## Problem to work on
Output the listing word for word, minus images.

============================================================

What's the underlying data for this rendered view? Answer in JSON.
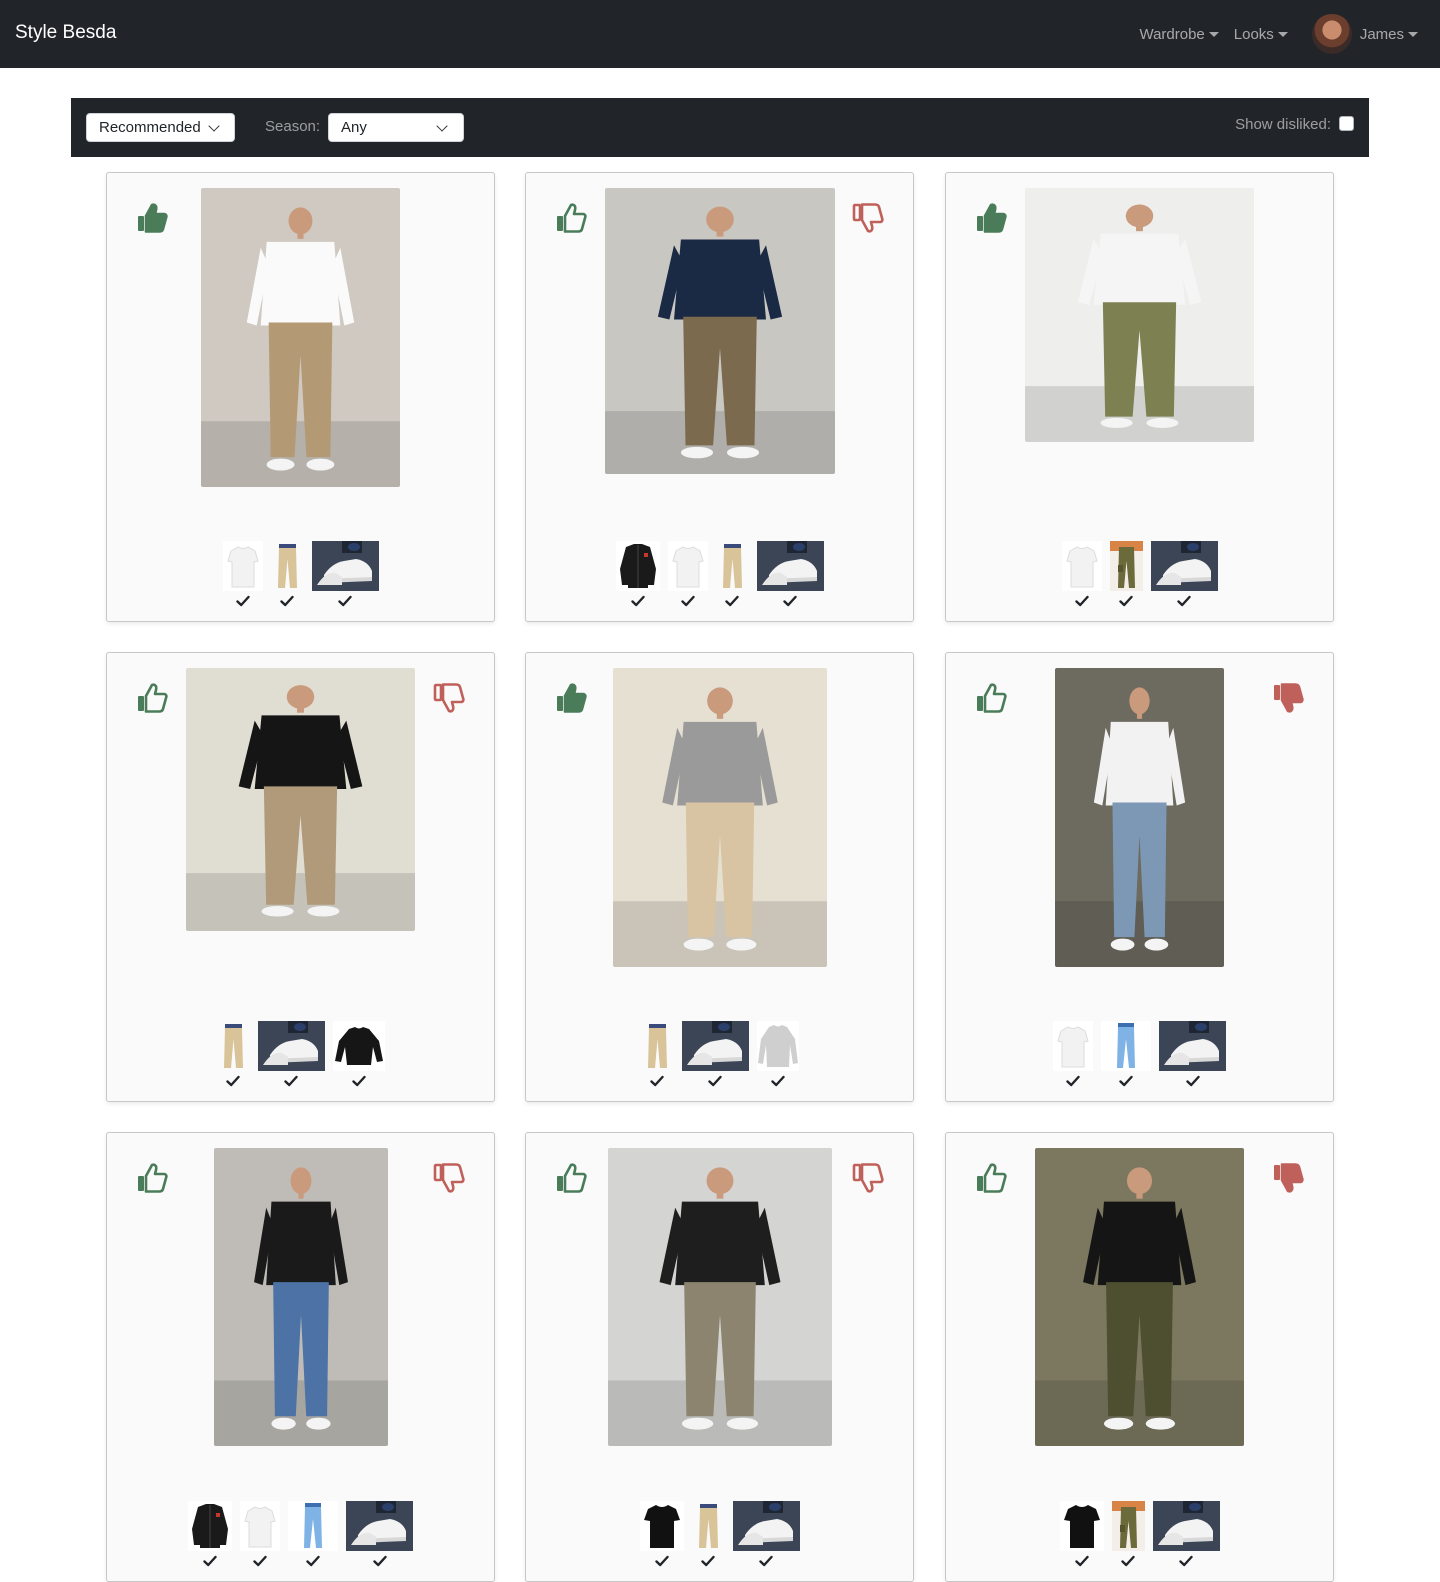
{
  "app": {
    "brand": "Style Besda"
  },
  "nav": {
    "wardrobe": "Wardrobe",
    "looks": "Looks",
    "user": "James"
  },
  "filters": {
    "sort_value": "Recommended",
    "season_label": "Season:",
    "season_value": "Any",
    "show_disliked_label": "Show disliked:",
    "show_disliked_checked": false
  },
  "colors": {
    "like": "#4a7c59",
    "dislike": "#c0605a",
    "navbar": "#212529"
  },
  "looks": [
    {
      "liked": true,
      "disliked": false,
      "show_dislike": false,
      "items": [
        "white-tshirt",
        "khaki-pants",
        "white-sneakers"
      ]
    },
    {
      "liked": false,
      "disliked": false,
      "show_dislike": true,
      "items": [
        "black-bomber",
        "white-tshirt",
        "khaki-pants",
        "white-sneakers"
      ]
    },
    {
      "liked": true,
      "disliked": false,
      "show_dislike": false,
      "items": [
        "white-tshirt",
        "olive-cargo",
        "white-sneakers"
      ]
    },
    {
      "liked": false,
      "disliked": false,
      "show_dislike": true,
      "items": [
        "khaki-pants",
        "white-sneakers",
        "black-sweater"
      ]
    },
    {
      "liked": true,
      "disliked": false,
      "show_dislike": false,
      "items": [
        "khaki-pants",
        "white-sneakers",
        "grey-sweater"
      ]
    },
    {
      "liked": false,
      "disliked": true,
      "show_dislike": true,
      "items": [
        "white-tshirt",
        "blue-jeans",
        "white-sneakers"
      ]
    },
    {
      "liked": false,
      "disliked": false,
      "show_dislike": true,
      "items": [
        "black-bomber",
        "white-tshirt",
        "blue-jeans",
        "white-sneakers"
      ]
    },
    {
      "liked": false,
      "disliked": false,
      "show_dislike": true,
      "items": [
        "black-tshirt",
        "khaki-pants",
        "white-sneakers"
      ]
    },
    {
      "liked": false,
      "disliked": true,
      "show_dislike": true,
      "items": [
        "black-tshirt",
        "olive-cargo",
        "white-sneakers"
      ]
    }
  ]
}
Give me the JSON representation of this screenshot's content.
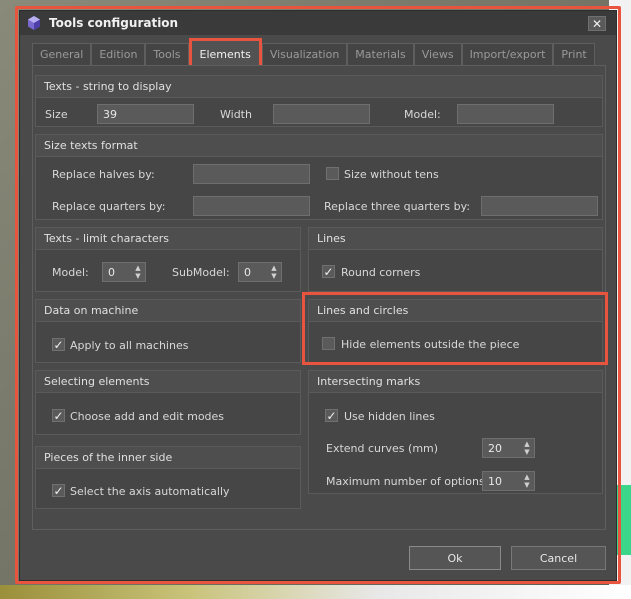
{
  "window": {
    "title": "Tools configuration",
    "close_glyph": "✕"
  },
  "tabs": [
    {
      "label": "General",
      "active": false
    },
    {
      "label": "Edition",
      "active": false
    },
    {
      "label": "Tools",
      "active": false
    },
    {
      "label": "Elements",
      "active": true
    },
    {
      "label": "Visualization",
      "active": false
    },
    {
      "label": "Materials",
      "active": false
    },
    {
      "label": "Views",
      "active": false
    },
    {
      "label": "Import/export",
      "active": false
    },
    {
      "label": "Print",
      "active": false
    }
  ],
  "texts_string": {
    "title": "Texts - string to display",
    "size_label": "Size",
    "size_value": "39",
    "width_label": "Width",
    "width_value": "",
    "model_label": "Model:",
    "model_value": ""
  },
  "size_texts_format": {
    "title": "Size texts format",
    "replace_halves_label": "Replace halves by:",
    "replace_halves_value": "",
    "size_without_tens_label": "Size without tens",
    "size_without_tens_checked": false,
    "replace_quarters_label": "Replace quarters by:",
    "replace_quarters_value": "",
    "replace_three_quarters_label": "Replace three quarters by:",
    "replace_three_quarters_value": ""
  },
  "texts_limit": {
    "title": "Texts - limit characters",
    "model_label": "Model:",
    "model_value": "0",
    "submodel_label": "SubModel:",
    "submodel_value": "0"
  },
  "lines": {
    "title": "Lines",
    "round_corners_label": "Round corners",
    "round_corners_checked": true
  },
  "data_on_machine": {
    "title": "Data on machine",
    "apply_all_label": "Apply to all machines",
    "apply_all_checked": true
  },
  "lines_circles": {
    "title": "Lines and circles",
    "hide_outside_label": "Hide elements outside the piece",
    "hide_outside_checked": false
  },
  "selecting": {
    "title": "Selecting elements",
    "choose_modes_label": "Choose add and edit modes",
    "choose_modes_checked": true
  },
  "intersecting": {
    "title": "Intersecting marks",
    "use_hidden_label": "Use hidden lines",
    "use_hidden_checked": true,
    "extend_label": "Extend curves (mm)",
    "extend_value": "20",
    "max_options_label": "Maximum number of options:",
    "max_options_value": "10"
  },
  "inner_side": {
    "title": "Pieces of the inner side",
    "select_axis_label": "Select the axis automatically",
    "select_axis_checked": true
  },
  "buttons": {
    "ok": "Ok",
    "cancel": "Cancel"
  },
  "glyphs": {
    "check": "✓",
    "up": "▲",
    "down": "▼"
  },
  "colors": {
    "highlight": "#e8543e",
    "window_bg": "#4a4a4a",
    "titlebar": "#3a3a3a"
  }
}
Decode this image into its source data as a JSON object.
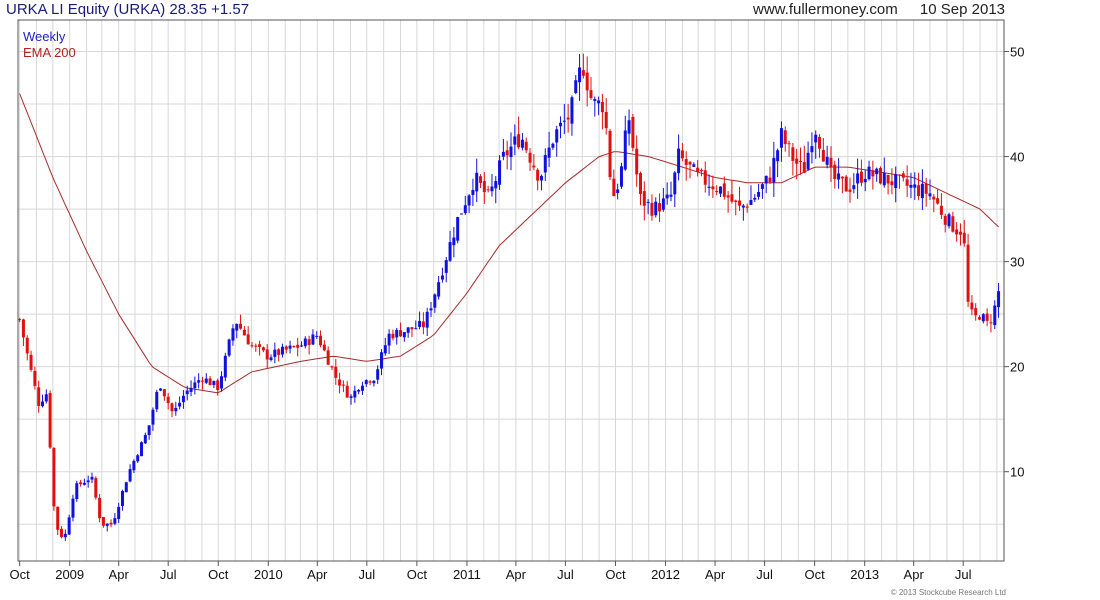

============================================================

## Exercise answer
What's the underlying data for this rendered view? Answer in JSON.
{
  "app": {
    "brand": "Style Besda"
  },
  "nav": {
    "wardrobe": "Wardrobe",
    "looks": "Looks",
    "user": "James"
  },
  "filters": {
    "sort_value": "Recommended",
    "season_label": "Season:",
    "season_value": "Any",
    "show_disliked_label": "Show disliked:",
    "show_disliked_checked": false
  },
  "colors": {
    "like": "#4a7c59",
    "dislike": "#c0605a",
    "navbar": "#212529"
  },
  "looks": [
    {
      "liked": true,
      "disliked": false,
      "show_dislike": false,
      "items": [
        "white-tshirt",
        "khaki-pants",
        "white-sneakers"
      ]
    },
    {
      "liked": false,
      "disliked": false,
      "show_dislike": true,
      "items": [
        "black-bomber",
        "white-tshirt",
        "khaki-pants",
        "white-sneakers"
      ]
    },
    {
      "liked": true,
      "disliked": false,
      "show_dislike": false,
      "items": [
        "white-tshirt",
        "olive-cargo",
        "white-sneakers"
      ]
    },
    {
      "liked": false,
      "disliked": false,
      "show_dislike": true,
      "items": [
        "khaki-pants",
        "white-sneakers",
        "black-sweater"
      ]
    },
    {
      "liked": true,
      "disliked": false,
      "show_dislike": false,
      "items": [
        "khaki-pants",
        "white-sneakers",
        "grey-sweater"
      ]
    },
    {
      "liked": false,
      "disliked": true,
      "show_dislike": true,
      "items": [
        "white-tshirt",
        "blue-jeans",
        "white-sneakers"
      ]
    },
    {
      "liked": false,
      "disliked": false,
      "show_dislike": true,
      "items": [
        "black-bomber",
        "white-tshirt",
        "blue-jeans",
        "white-sneakers"
      ]
    },
    {
      "liked": false,
      "disliked": false,
      "show_dislike": true,
      "items": [
        "black-tshirt",
        "khaki-pants",
        "white-sneakers"
      ]
    },
    {
      "liked": false,
      "disliked": true,
      "show_dislike": true,
      "items": [
        "black-tshirt",
        "olive-cargo",
        "white-sneakers"
      ]
    }
  ]
}
Give me the JSON representation of this screenshot's content.
{
  "window": {
    "title": "Tools configuration",
    "close_glyph": "✕"
  },
  "tabs": [
    {
      "label": "General",
      "active": false
    },
    {
      "label": "Edition",
      "active": false
    },
    {
      "label": "Tools",
      "active": false
    },
    {
      "label": "Elements",
      "active": true
    },
    {
      "label": "Visualization",
      "active": false
    },
    {
      "label": "Materials",
      "active": false
    },
    {
      "label": "Views",
      "active": false
    },
    {
      "label": "Import/export",
      "active": false
    },
    {
      "label": "Print",
      "active": false
    }
  ],
  "texts_string": {
    "title": "Texts - string to display",
    "size_label": "Size",
    "size_value": "39",
    "width_label": "Width",
    "width_value": "",
    "model_label": "Model:",
    "model_value": ""
  },
  "size_texts_format": {
    "title": "Size texts format",
    "replace_halves_label": "Replace halves by:",
    "replace_halves_value": "",
    "size_without_tens_label": "Size without tens",
    "size_without_tens_checked": false,
    "replace_quarters_label": "Replace quarters by:",
    "replace_quarters_value": "",
    "replace_three_quarters_label": "Replace three quarters by:",
    "replace_three_quarters_value": ""
  },
  "texts_limit": {
    "title": "Texts - limit characters",
    "model_label": "Model:",
    "model_value": "0",
    "submodel_label": "SubModel:",
    "submodel_value": "0"
  },
  "lines": {
    "title": "Lines",
    "round_corners_label": "Round corners",
    "round_corners_checked": true
  },
  "data_on_machine": {
    "title": "Data on machine",
    "apply_all_label": "Apply to all machines",
    "apply_all_checked": true
  },
  "lines_circles": {
    "title": "Lines and circles",
    "hide_outside_label": "Hide elements outside the piece",
    "hide_outside_checked": false
  },
  "selecting": {
    "title": "Selecting elements",
    "choose_modes_label": "Choose add and edit modes",
    "choose_modes_checked": true
  },
  "intersecting": {
    "title": "Intersecting marks",
    "use_hidden_label": "Use hidden lines",
    "use_hidden_checked": true,
    "extend_label": "Extend curves (mm)",
    "extend_value": "20",
    "max_options_label": "Maximum number of options:",
    "max_options_value": "10"
  },
  "inner_side": {
    "title": "Pieces of the inner side",
    "select_axis_label": "Select the axis automatically",
    "select_axis_checked": true
  },
  "buttons": {
    "ok": "Ok",
    "cancel": "Cancel"
  },
  "glyphs": {
    "check": "✓",
    "up": "▲",
    "down": "▼"
  },
  "colors": {
    "highlight": "#e8543e",
    "window_bg": "#4a4a4a",
    "titlebar": "#3a3a3a"
  }
}
Decode this image into its source data as a JSON object.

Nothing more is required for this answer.